**Description of the task:**
Could you restate all of the entries, word for word?

**Information shown:**
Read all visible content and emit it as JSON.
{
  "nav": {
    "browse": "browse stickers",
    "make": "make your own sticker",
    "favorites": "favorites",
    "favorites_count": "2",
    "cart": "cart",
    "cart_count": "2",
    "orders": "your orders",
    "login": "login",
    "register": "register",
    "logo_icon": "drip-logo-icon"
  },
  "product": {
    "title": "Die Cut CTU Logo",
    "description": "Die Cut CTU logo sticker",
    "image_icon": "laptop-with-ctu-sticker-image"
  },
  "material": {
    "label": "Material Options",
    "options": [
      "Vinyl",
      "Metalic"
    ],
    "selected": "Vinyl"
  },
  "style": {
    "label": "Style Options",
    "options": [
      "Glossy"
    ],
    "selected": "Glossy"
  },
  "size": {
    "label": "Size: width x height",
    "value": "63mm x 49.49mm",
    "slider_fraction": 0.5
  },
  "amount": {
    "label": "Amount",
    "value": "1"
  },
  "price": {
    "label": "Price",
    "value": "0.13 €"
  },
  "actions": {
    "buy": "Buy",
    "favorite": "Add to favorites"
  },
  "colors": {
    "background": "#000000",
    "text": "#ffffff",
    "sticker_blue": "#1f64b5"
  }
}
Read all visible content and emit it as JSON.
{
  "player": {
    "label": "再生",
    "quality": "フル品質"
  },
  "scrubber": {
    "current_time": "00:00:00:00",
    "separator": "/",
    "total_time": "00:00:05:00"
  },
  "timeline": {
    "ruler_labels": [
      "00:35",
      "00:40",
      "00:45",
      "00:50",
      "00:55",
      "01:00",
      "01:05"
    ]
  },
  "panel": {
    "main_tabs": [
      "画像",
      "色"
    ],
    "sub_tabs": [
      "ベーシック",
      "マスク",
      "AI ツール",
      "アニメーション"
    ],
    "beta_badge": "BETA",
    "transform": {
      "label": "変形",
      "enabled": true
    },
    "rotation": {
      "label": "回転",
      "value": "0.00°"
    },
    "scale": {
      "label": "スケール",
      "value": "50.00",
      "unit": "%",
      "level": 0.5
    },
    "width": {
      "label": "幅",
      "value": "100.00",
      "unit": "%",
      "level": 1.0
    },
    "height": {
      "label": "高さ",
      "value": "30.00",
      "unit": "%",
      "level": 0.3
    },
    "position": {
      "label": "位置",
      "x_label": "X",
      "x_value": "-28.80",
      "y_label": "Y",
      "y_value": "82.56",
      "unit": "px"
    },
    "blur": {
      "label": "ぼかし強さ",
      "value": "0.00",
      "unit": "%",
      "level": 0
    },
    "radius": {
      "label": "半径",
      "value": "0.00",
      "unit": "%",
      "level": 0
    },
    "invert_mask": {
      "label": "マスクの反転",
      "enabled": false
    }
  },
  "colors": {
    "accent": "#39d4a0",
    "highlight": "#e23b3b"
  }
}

**Answer space:**
Read all visible content and emit it as JSON.
{
  "nav": {
    "browse": "browse stickers",
    "make": "make your own sticker",
    "favorites": "favorites",
    "favorites_count": "2",
    "cart": "cart",
    "cart_count": "2",
    "orders": "your orders",
    "login": "login",
    "register": "register",
    "logo_icon": "drip-logo-icon"
  },
  "product": {
    "title": "Die Cut CTU Logo",
    "description": "Die Cut CTU logo sticker",
    "image_icon": "laptop-with-ctu-sticker-image"
  },
  "material": {
    "label": "Material Options",
    "options": [
      "Vinyl",
      "Metalic"
    ],
    "selected": "Vinyl"
  },
  "style": {
    "label": "Style Options",
    "options": [
      "Glossy"
    ],
    "selected": "Glossy"
  },
  "size": {
    "label": "Size: width x height",
    "value": "63mm x 49.49mm",
    "slider_fraction": 0.5
  },
  "amount": {
    "label": "Amount",
    "value": "1"
  },
  "price": {
    "label": "Price",
    "value": "0.13 €"
  },
  "actions": {
    "buy": "Buy",
    "favorite": "Add to favorites"
  },
  "colors": {
    "background": "#000000",
    "text": "#ffffff",
    "sticker_blue": "#1f64b5"
  }
}
Read all visible content and emit it as JSON.
{
  "player": {
    "label": "再生",
    "quality": "フル品質"
  },
  "scrubber": {
    "current_time": "00:00:00:00",
    "separator": "/",
    "total_time": "00:00:05:00"
  },
  "timeline": {
    "ruler_labels": [
      "00:35",
      "00:40",
      "00:45",
      "00:50",
      "00:55",
      "01:00",
      "01:05"
    ]
  },
  "panel": {
    "main_tabs": [
      "画像",
      "色"
    ],
    "sub_tabs": [
      "ベーシック",
      "マスク",
      "AI ツール",
      "アニメーション"
    ],
    "beta_badge": "BETA",
    "transform": {
      "label": "変形",
      "enabled": true
    },
    "rotation": {
      "label": "回転",
      "value": "0.00°"
    },
    "scale": {
      "label": "スケール",
      "value": "50.00",
      "unit": "%",
      "level": 0.5
    },
    "width": {
      "label": "幅",
      "value": "100.00",
      "unit": "%",
      "level": 1.0
    },
    "height": {
      "label": "高さ",
      "value": "30.00",
      "unit": "%",
      "level": 0.3
    },
    "position": {
      "label": "位置",
      "x_label": "X",
      "x_value": "-28.80",
      "y_label": "Y",
      "y_value": "82.56",
      "unit": "px"
    },
    "blur": {
      "label": "ぼかし強さ",
      "value": "0.00",
      "unit": "%",
      "level": 0
    },
    "radius": {
      "label": "半径",
      "value": "0.00",
      "unit": "%",
      "level": 0
    },
    "invert_mask": {
      "label": "マスクの反転",
      "enabled": false
    }
  },
  "colors": {
    "accent": "#39d4a0",
    "highlight": "#e23b3b"
  }
}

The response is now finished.